Secondly, the social groups of Afghanistan, be they tribal or non-tribal, also have internal difficulties on the road to the national identity. For example, the two largest social groups, the Pashtuns and the Tajiks, each has vertical and horizontal differences in themselves. The Tajiks because they are dispersed and local, have horizontal differences among themselves. Perhaps their being of localities gives them differences that create more steps in the formation of the national identity. In other words, what is the difference between a Panjshiri Tajik identity and a Takhari Tajik identity? Should a Tajik be first both of these two and then an Afghan? In relation to the national identity, how has their being of a locality affected their identity, thought processes and hence their actions? What is in a Kabuli Tajik which separates him/her from a Herati Tajik? What brings them together? And which one should they be first? Among the Pashtuns (as in other tribal peoples of Afghanistan) there exist both horizontal and vertical differences. For example, the Pashtuns have several structures below the tribe level and several structures parallel to each other that would give the goal of reaching a national identity several other steps. What is the difference between a Barekzai identity and a Popalzai identity from the horizontal and among an Ahmadzai identity, a Zurmat identity and a Durrani identity from the vertical? In other words, what characteristics differentiate an Ahmadzai from a Durrani? And does a Pashtun have to be all of these identities and then an Afghan? Which one should he be first? If we count these difficulties in all the social groups, we might reach the Forty Steps of Kandahar or the Seventy-Two nations of Hafiz! What a task!

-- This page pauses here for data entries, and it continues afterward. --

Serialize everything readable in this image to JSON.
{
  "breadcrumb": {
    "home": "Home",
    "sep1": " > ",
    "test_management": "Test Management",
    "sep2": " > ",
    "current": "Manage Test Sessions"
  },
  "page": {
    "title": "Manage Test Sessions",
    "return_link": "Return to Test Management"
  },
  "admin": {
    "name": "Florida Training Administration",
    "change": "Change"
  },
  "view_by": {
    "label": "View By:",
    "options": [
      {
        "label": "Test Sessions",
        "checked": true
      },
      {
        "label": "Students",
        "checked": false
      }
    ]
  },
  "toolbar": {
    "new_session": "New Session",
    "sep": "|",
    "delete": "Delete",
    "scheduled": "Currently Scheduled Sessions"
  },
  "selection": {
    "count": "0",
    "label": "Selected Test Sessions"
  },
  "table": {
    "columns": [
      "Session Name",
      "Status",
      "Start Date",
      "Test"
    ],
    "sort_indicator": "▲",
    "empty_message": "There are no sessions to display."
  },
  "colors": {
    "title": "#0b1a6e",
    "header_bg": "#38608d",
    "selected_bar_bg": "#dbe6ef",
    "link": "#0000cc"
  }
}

And, how important are these relationships and characteristics for our life today? It is apparent that the answer is very important for building the Afghan national identity. Not only has not finding the solution impeded our progress, but also it has nearly defeated our ability to stand up to the machinations of the outside world. In our beloved and singular homeland, building an effective and representative national identity has created one of our problems.

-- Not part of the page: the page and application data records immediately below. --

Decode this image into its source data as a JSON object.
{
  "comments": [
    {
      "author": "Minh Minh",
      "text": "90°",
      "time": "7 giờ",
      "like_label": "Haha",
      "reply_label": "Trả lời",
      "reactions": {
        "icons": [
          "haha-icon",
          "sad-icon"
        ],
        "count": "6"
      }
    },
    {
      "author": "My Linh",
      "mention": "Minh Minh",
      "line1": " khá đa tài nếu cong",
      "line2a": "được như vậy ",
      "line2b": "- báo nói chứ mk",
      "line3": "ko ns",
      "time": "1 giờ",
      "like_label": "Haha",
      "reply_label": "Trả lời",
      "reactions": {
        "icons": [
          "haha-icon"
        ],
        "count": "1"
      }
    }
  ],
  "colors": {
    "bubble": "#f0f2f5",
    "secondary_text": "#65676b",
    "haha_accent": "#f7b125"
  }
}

(1). In fact, the Taliban militias may be the greatest threat to the Pashtun-wali and Pashtun identity of Afghanistan. The two phrases ‘I am first a Muslim’ and ‘I don’t have a qawm’ which slogan-like come out of the mouth of many Taliban militias are very much against the traditional and historical Pashtun-wali as practiced in Afghanistan. The Pashtuns have always been Muslims; we have not heard of Jewish, Hindu or Christian Afghan Pashtuns. So, to state this obvious fact betrays the outsider. By the same token, Pashtuns always belong to a tribe or to one of its structures (qawm) and by way of introducing themselves properly they usually mention their qawm affiliation, often in the introductory sentences of a salutation. So, to deny one’s qawm is also a non-Pashtun behavior that belies the outsider. I do not have much information on the Pashtun-wali of the non-Afghan Pashtuns or their support for the Taliban militias’ brand of Pashtun-wali.
(2). Regardless of what we now know to be the truth, the Taliban militias since early on have had aspects so reminiscent of other foreign occupiers with bankrupt ideologies, that the already-tested Afghans unquestioningly recognize them as an outside element. These are: Fascism in most areas of governance, a global tendency that transcends borders, creating society around doctrine, denial of diversity, and open reliance on one foreign country, in this case, Pakistan.

Nasrine Gross is an Afghan American writer and women’s rights activist.
Her email is, tel 703-536-6471, website:

Navigate This Section